Producer David Heyman on how the “Potter” movies changed his life and what they taught him
We recently reported that Gravity, David Heyman’s latest a movie, alongside Alfonso Cuarón, has been nominated for several BAFTA awards and is expected to collect many more nominations. In an interview with The London Evening Standard, the producer, who is responsible for all eight of the Harry Potter movies, has spoken out about how producing the movies changed his life.
Heyman says that he was “incredibly fortunate” to find and take on the Harry Potter series. He took on the Potter films after returning to the UK to search for a new project for Warner Bros. When he was handed Harry Potter to read, he loved it and thought that it “might make a modestly budgeted British film.” He goes on to state that he “was in the right place at the right time.”
Of course, the Potter movies took off in a way that he didn’t expect, and they ultimately changed his life and career. Yet, this didn’t happen right away, and he says that “until the end of the third Potter movie I was living at my sister’s, in a 6ft x 8ft room.” Since those early days, Heyman has found himself chaperoning Emma Watson to the movie premieres and developing a relationship with J.K. Rowling, which
was based on trust and mutual support: when he asked her for more detail on Sirius Black’s background for the third film in the series, she faxed back an entire family tree half an hour later.
Based on this relationship, Heyman is set to produce the upcoming Fantastic Beasts.
Heyman goes on to describe how his life has been changed over the course of the last ten years:
It has changed my life in lots of ways, but one thing it has done is bought me time. I can work on things I really care about. I still struggle to make the films I want to make. People still turn me down. But I have access. People will listen because they don’t want to miss out on the next Potter. Although I’ll never find the next Potter because Potter is a once-in-a-lifetime thing.
Through producing the Potter movies, he says that he learned many valuable lessons, particularly “how to produce films of scale that are technically complex and how to work with a wide variety of top, brilliant filmmakers.”
Yet, the article goes on to say that
The greatest gift it brought him, though, was relationships. As he points out, most movie crews are like a family that breaks up after an intense year together. But over 11 years of Potter production he witnessed ‘children starting out at nine and ending up at university; births, marriages, deaths, the whole cycle of life.’
Through Potter, Heyman also started a good working relationship with director Alfonso Cuarón, which began when Cuarón directed the third movie, Prisoner of Azkaban. Cuarón is now godfather to Heyman’s son, and Heyman says that the director is “someone I could turn to if I [were] in trouble.”

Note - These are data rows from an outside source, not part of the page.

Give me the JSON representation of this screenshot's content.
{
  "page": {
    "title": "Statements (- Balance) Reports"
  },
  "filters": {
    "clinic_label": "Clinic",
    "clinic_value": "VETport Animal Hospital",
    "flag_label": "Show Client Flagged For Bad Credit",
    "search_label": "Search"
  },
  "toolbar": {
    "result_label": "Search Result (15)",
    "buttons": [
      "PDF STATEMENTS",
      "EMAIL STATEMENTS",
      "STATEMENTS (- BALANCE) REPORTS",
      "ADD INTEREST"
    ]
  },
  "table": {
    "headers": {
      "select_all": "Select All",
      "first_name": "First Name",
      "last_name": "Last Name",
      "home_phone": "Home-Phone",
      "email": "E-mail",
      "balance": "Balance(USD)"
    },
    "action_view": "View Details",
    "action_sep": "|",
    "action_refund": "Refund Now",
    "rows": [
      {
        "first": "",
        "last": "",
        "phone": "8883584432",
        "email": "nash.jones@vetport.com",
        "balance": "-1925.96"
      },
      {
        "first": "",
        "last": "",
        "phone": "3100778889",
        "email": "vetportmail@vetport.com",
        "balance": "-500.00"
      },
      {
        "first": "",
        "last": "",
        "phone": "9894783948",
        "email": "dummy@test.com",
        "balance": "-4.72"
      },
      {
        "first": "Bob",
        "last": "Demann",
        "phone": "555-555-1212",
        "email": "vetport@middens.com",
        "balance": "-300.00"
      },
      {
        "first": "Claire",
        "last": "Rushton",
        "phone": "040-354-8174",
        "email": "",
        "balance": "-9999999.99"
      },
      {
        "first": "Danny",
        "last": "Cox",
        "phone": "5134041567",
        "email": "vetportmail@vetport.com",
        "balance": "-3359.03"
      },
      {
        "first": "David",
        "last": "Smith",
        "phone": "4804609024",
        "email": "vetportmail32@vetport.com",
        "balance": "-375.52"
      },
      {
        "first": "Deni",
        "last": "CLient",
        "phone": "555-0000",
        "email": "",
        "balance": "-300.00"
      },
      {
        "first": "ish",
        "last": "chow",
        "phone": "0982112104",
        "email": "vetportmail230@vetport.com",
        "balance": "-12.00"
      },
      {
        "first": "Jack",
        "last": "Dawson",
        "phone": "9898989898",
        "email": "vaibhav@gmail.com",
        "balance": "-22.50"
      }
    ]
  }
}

In the interview, Heyman discusses growing up and his family’s relationship with film. His career, he admits, never had a plan, and he says that he is “probably not qualified to do anything else now.” He says, however, that he doesn’t know where the future of film and cinema lies: “We need to cultivate British stories that have a humanity that can travel, that are not parochial.”
Heyman also has some advice for aspiring producers:
Be passionate. Follow your heart because you’re gonna be rejected day in, day out. I face rejection on a daily basis; it’s inevitable. Whether you’re a producer or frankly an actor or director or anybody in the business you are turned down again and again because something isn’t right for somebody. You just got to be tenacious, got to be passionate, got to believe in what you are doing.
The article concludes with the thought that all of Heyman’s movies have the same simple but powerful message: “Live now.”
To read the full interview visit the original article here.